We actually visited Boreth for the first time since TNG's 'Rightful Heir.' The planet is home to a Klingon monastery, where the monks wait for the return of Kahless. In legend, Kahless pointed to the star that Boreth orbits before he left, and told the Klingons to look for him 'on that point of light.'

New Life and New Civilizations:

We saw a little bit more of what goes on when Control inhabits someone. It essentially consists of filling their dead body up with a bunch of nanobots.

Pensees:

-It was nice to see Mia Kirshner's Amanda again. I really like her portrayal of the role.

-Shouldn't there be some consequences to the continued use of the spore drive? All we got here was an offhand reference by Reno.

-Did we really need a flashback recap of 'Point of Light'? No, no we didn't.

-The full look at the revamped D7 was pretty awesome.

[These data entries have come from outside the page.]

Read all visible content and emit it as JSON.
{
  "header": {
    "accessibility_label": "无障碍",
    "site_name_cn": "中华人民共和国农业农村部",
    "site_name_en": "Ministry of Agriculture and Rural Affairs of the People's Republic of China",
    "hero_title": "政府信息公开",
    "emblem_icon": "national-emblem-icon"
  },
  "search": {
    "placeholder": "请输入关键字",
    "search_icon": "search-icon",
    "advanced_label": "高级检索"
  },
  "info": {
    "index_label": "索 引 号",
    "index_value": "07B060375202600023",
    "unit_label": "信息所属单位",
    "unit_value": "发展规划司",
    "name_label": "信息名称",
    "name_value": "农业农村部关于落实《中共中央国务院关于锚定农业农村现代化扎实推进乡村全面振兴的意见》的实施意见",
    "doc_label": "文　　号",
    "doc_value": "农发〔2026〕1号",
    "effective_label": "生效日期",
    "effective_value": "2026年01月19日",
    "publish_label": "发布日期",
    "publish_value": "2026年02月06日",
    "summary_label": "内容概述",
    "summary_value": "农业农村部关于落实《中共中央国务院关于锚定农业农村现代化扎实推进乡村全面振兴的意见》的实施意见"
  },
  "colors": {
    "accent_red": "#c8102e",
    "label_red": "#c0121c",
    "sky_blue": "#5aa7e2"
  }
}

The ship geek in me loved that shot.

-Great to see the crew, including the secondary characters, interacting and hanging out in the mess hall.

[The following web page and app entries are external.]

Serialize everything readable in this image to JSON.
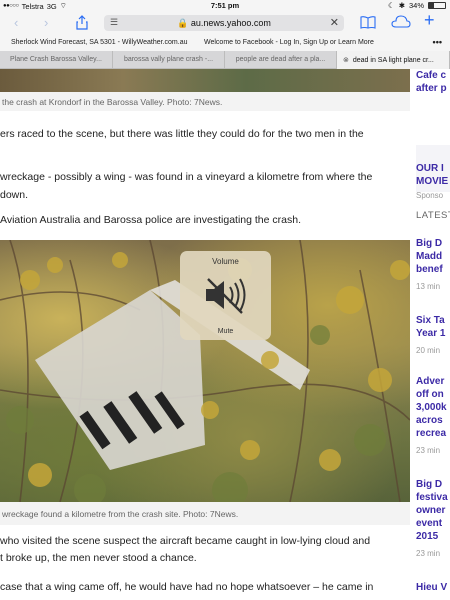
{
  "status_bar": {
    "signal_dots": "●●○○○",
    "carrier": "Telstra",
    "network": "3G",
    "time": "7:51 pm",
    "battery_pct": "34%"
  },
  "toolbar": {
    "url": "au.news.yahoo.com"
  },
  "bookmarks": [
    "Sherlock Wind Forecast, SA 5301 - WillyWeather.com.au",
    "Welcome to Facebook - Log In, Sign Up or Learn More"
  ],
  "bookmarks_more": "•••",
  "tabs": [
    {
      "label": "Plane Crash Barossa Valley..."
    },
    {
      "label": "barossa vally plane crash -..."
    },
    {
      "label": "people are dead after a pla..."
    },
    {
      "label": "dead in SA light plane cr..."
    }
  ],
  "article": {
    "caption_top": "the crash at Krondorf in the Barossa Valley. Photo: 7News.",
    "para1_line1": "ers raced to the scene, but there was little they could do for the two men in the",
    "para2_line1": "wreckage - possibly a wing - was found in a vineyard a kilometre from where the",
    "para2_line2": "down.",
    "para3": "Aviation Australia and Barossa police are investigating the crash.",
    "caption_photo": "wreckage found a kilometre from the crash site. Photo: 7News.",
    "para4_line1": "who visited the scene suspect the aircraft became caught in low-lying cloud and",
    "para4_line2": "t broke up, the men never stood a chance.",
    "para5_line1": "case that a wing came off, he would have had no hope whatsoever – he came in"
  },
  "volume_hud": {
    "title": "Volume",
    "status": "Mute"
  },
  "sidebar": {
    "card1": {
      "line1": "Cafe c",
      "line2": "after p"
    },
    "promo": {
      "line1": "OUR I",
      "line2": "MOVIE",
      "sponsor": "Sponso"
    },
    "latest_heading": "LATEST",
    "items": [
      {
        "lines": [
          "Big D",
          "Madd",
          "benef"
        ],
        "time": "13 min"
      },
      {
        "lines": [
          "Six Ta",
          "Year 1"
        ],
        "time": "20 min"
      },
      {
        "lines": [
          "Adver",
          "off on",
          "3,000k",
          "acros",
          "recrea"
        ],
        "time": "23 min"
      },
      {
        "lines": [
          "Big D",
          "festiva",
          "owner",
          "event",
          "2015"
        ],
        "time": "23 min"
      },
      {
        "lines": [
          "Hieu V"
        ],
        "time": ""
      }
    ]
  }
}
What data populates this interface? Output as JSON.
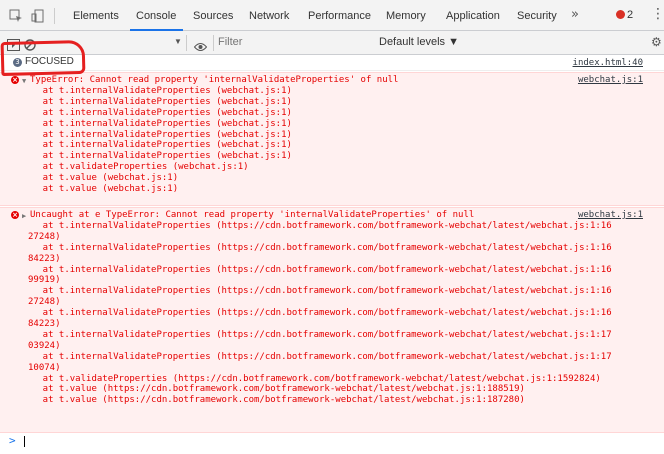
{
  "tabs": [
    {
      "label": "Elements",
      "active": false
    },
    {
      "label": "Console",
      "active": true
    },
    {
      "label": "Sources",
      "active": false
    },
    {
      "label": "Network",
      "active": false
    },
    {
      "label": "Performance",
      "active": false
    },
    {
      "label": "Memory",
      "active": false
    },
    {
      "label": "Application",
      "active": false
    },
    {
      "label": "Security",
      "active": false
    }
  ],
  "more_tabs": "»",
  "error_count": "2",
  "toolbar": {
    "context_dropdown": "▼",
    "filter_placeholder": "Filter",
    "levels": "Default levels ▼"
  },
  "focus_row": {
    "badge": "3",
    "text": "FOCUSED",
    "source": "index.html:40"
  },
  "error1": {
    "source": "webchat.js:1",
    "lines": [
      "TypeError: Cannot read property 'internalValidateProperties' of null",
      "    at t.internalValidateProperties (webchat.js:1)",
      "    at t.internalValidateProperties (webchat.js:1)",
      "    at t.internalValidateProperties (webchat.js:1)",
      "    at t.internalValidateProperties (webchat.js:1)",
      "    at t.internalValidateProperties (webchat.js:1)",
      "    at t.internalValidateProperties (webchat.js:1)",
      "    at t.internalValidateProperties (webchat.js:1)",
      "    at t.validateProperties (webchat.js:1)",
      "    at t.value (webchat.js:1)",
      "    at t.value (webchat.js:1)"
    ]
  },
  "error2": {
    "source": "webchat.js:1",
    "lines": [
      "Uncaught at e TypeError: Cannot read property 'internalValidateProperties' of null",
      "    at t.internalValidateProperties (https://cdn.botframework.com/botframework-webchat/latest/webchat.js:1:16",
      "27248)",
      "    at t.internalValidateProperties (https://cdn.botframework.com/botframework-webchat/latest/webchat.js:1:16",
      "84223)",
      "    at t.internalValidateProperties (https://cdn.botframework.com/botframework-webchat/latest/webchat.js:1:16",
      "99919)",
      "    at t.internalValidateProperties (https://cdn.botframework.com/botframework-webchat/latest/webchat.js:1:16",
      "27248)",
      "    at t.internalValidateProperties (https://cdn.botframework.com/botframework-webchat/latest/webchat.js:1:16",
      "84223)",
      "    at t.internalValidateProperties (https://cdn.botframework.com/botframework-webchat/latest/webchat.js:1:17",
      "03924)",
      "    at t.internalValidateProperties (https://cdn.botframework.com/botframework-webchat/latest/webchat.js:1:17",
      "10074)",
      "    at t.validateProperties (https://cdn.botframework.com/botframework-webchat/latest/webchat.js:1:1592824)",
      "    at t.value (https://cdn.botframework.com/botframework-webchat/latest/webchat.js:1:188519)",
      "    at t.value (https://cdn.botframework.com/botframework-webchat/latest/webchat.js:1:187280)"
    ]
  },
  "prompt": ">",
  "colors": {
    "error_text": "#e50000",
    "error_bg": "#fff0f0",
    "accent": "#1a73e8",
    "annotation": "#e52020"
  }
}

-I am happy that this episode allowed me to type the sentence 'The priest is the former baby' in my notes.

-Too! Much! Handheld action! Seriously, directors. Stop filming action sequences with handheld shaky cam. It's messy and it doesn't look good.

-How much do you want to bet there were originally going to be 31 Section 31 ships chasing the Disco, and somewhere along the line somebody reduced the number by one because they thought it was dumb?

-Mary Wiseman's Tilly does not appear in this episode. That was odd, but I only just realized that she wasn't there. I guess that means she didn't need to be in this one, then.

-Ali Momen has appeared as Kamran Gant twice before, and twice as the Mirror version of the character.

-Kenneth Mitchell's return to play yet another Klingon seems odd to modern television viewers, but it's a tried and true Trek tradition (say that ten times fast) to bring back guest stars the producers like to play other characters later.

Quotes:

Burnham: "I don't need saving, brother."
Spock, moving into the shuttle anyway: "Shall we, sister?"
I watched this episode with my own sister, and we have a similar dynamic at times.

Burnham: "I'm not angry, I'm enraged."
Spock: "And rage is the enemy of logic."

Spock: "That is why I choose to believe these signals still hold the answer. So that in the end, all of this might make sense."

L'Rell, to Tyler: "You of all people should understand that two truths are possible."

Baby Priest: "When the future becomes the past, the present will be unlocked."
Me: "Um... what? But... That doesn't... Never mind."

Baby Priest: "I honor you, Captain."

Gantrol: "It always ends the same way. Neither mother nor daughter can change that."

5 out of 6 tried and true Trek traditions.

--
Happy birthday, Mom!

2 comments:

Billie Doux said...

I am again pleading with the Star Trek Powers That Be to give Anson Mount's Christopher Pike his own series. Mount was just outstanding. I knew exactly what I was going to see when he touched the crystal, but it was still incredibly effective. Also effective that he didn't see past it to what happened at the end of "The Menagerie." Not to mention the fact that he was strong enough to take on that future, and then keep it to himself.

The Reno scene with Dr. Culber reminded me of McCoy saying, "Somebody discovered a hangnail." Which he said in "The Menagerie!" Someone did that on purpose.

BrianN said...

As someone who hated the idea of shoehorning in TOS characters into Disc (and not liking the limitations of the universe being so tied to TOS), I have to say that Id rather have more stories with this Pike than Picard. I love TNG, Picard, Patrick Stewart, etc...but Anson's performances are really quite amazing.
Its really a shame that Discovery came out in our current time in the fact that it was dismissed by so many right off the bat because it had a black female as lead character and asian female as captain (even though that lasted only two episodes then we were back to white male...which i dont care about; a character's demographics dont matter to me, their character does) and many people cant even judge this on its own merits or demerits.